It’s no secret that Tommy Morrison was one of the most feared punchers in boxing during his career, but the actual total fights, victories, and knockout he owns are astounding.
“The Duke” reached the pinnacle of his heavyweight run in 1993 when a measured triumph over George Foreman brought the WBO title.
Morrison would eventually lose the belt to Michael Bentt but enjoyed a top-class career until wrongly diagnosed with H.I.V and suspended from fighting.
But it all started for Morrison as far back as 1982 when his mother Diana got him a fake I.D at the age of 13 to enter Tommy into Toughman contests.

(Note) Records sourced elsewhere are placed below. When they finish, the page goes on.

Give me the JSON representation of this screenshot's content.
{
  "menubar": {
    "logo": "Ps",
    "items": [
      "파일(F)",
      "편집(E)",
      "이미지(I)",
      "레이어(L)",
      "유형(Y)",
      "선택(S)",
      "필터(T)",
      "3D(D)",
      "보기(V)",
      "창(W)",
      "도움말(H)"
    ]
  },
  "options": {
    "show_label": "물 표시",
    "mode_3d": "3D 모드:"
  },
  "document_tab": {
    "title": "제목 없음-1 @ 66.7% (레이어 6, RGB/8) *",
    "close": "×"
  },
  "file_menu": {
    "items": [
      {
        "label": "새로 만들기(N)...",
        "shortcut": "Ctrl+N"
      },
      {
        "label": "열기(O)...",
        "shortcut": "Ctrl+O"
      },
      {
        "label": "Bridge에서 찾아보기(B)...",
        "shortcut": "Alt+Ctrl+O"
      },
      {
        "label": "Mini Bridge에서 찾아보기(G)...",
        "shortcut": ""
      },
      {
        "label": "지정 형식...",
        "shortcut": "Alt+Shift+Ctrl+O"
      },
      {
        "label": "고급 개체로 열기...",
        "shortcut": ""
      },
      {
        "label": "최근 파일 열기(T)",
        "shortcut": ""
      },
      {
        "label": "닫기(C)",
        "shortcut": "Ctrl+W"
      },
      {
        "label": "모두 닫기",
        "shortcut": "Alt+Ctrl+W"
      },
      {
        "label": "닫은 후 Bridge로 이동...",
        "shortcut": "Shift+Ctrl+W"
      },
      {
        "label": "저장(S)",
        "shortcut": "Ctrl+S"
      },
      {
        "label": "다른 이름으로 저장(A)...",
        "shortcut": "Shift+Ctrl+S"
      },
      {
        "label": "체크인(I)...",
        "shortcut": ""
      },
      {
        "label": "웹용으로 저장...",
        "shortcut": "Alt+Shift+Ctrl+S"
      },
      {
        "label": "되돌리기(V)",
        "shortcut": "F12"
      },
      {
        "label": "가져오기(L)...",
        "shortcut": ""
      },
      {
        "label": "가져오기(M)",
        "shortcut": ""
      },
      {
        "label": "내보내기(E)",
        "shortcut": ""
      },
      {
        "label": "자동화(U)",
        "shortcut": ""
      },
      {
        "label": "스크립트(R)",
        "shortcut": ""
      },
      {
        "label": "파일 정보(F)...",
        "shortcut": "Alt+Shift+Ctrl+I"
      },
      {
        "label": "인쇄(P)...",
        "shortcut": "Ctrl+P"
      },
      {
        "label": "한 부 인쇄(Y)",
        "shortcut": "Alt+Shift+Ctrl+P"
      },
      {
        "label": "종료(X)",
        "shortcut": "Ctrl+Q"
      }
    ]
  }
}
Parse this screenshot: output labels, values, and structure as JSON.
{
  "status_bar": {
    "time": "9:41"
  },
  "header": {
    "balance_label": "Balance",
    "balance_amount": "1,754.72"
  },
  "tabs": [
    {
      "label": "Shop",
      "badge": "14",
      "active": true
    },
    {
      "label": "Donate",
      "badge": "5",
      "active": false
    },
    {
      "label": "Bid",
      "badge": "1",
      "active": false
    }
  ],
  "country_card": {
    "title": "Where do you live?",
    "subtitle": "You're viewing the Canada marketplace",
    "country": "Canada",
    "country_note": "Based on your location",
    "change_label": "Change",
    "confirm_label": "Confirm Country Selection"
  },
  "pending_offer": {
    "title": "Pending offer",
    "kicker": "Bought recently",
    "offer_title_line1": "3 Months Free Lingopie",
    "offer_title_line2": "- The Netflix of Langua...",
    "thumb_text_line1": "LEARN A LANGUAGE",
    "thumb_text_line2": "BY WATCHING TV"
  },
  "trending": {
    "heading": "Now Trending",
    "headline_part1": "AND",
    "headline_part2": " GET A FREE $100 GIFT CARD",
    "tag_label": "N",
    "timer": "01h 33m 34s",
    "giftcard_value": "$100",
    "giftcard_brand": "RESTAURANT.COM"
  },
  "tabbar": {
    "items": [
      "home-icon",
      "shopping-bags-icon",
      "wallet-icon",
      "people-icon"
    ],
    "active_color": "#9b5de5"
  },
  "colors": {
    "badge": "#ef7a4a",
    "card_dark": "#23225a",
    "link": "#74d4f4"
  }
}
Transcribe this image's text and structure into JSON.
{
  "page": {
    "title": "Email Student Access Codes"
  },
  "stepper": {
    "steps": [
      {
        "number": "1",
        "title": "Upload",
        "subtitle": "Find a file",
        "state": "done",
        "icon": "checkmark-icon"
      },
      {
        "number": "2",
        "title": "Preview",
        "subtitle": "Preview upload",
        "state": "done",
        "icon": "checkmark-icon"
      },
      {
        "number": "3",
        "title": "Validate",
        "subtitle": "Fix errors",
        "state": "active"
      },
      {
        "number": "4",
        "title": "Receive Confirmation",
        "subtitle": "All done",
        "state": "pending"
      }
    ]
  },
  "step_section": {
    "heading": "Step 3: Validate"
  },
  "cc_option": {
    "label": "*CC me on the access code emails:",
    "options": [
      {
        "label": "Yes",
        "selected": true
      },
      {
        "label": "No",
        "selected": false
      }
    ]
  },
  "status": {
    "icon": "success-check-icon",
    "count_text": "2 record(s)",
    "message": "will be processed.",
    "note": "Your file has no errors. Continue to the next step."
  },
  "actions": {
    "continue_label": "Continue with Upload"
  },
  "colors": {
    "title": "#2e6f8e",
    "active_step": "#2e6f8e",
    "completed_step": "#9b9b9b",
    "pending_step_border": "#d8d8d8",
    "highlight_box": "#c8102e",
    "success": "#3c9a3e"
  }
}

According to legend, he only lost one fight in 51 contests. A solid platform to head into the amateur ranks.
Now, there are conflicting stories when it comes to his C.V in the head guard and vest. Some records show it was 202 wins with 20 losses. Wife Trish believes it was more 290-21, with a vast 263 of those coming via knockout.
An unbelievable number of stoppages for anyone, but given the fact Tommy was just 19 when he turned professional, it’s unfathomable to amass that kind of experience.
By his pro debut in 1988, Morrison already had a boxing record that read 340 wins, 22 losses, and close to 300 knockouts.
Those early opponents must have been quaking in their boots had they known just what Morrison had already been through from his teenage years.
Mike Foley, Elvin Evans, Joe Adams, Tony Dewar, and William Muhammad were all dispatched in the first round, most of them within seconds.
TOMMY MORRISON TOTAL RECORD
Eventually, Morrison ended his efforts in the paid ranks on 51-3-1, with 44 big wins coming through knockout.
In total, that gives Tommy Morrison a career boxing mark of 391 victories, 25 losses, and almost 350 knockouts. Astonishing.
Fondly remembered as a fierce knockout artist inside the ring, Morrison was also a good guy outside of the ropes.
WBN got to know Tommy during his final years and since continued that contact with his wife, Trish.
Tommy’s story is an epic one, with his boxing record merely adding to his legend. We wish his tale could have been with us much longer than it was.
That legacy lives on in his sons Kenzie and Trey, who are successful boxers in their own right.
Phil Jay is the Editor of WBN. An Auxiliary member of the Boxing Writers Association of America since 2018. And a member of the Sports Journalists’ Association. Follow on Twitter @PhilJWBN.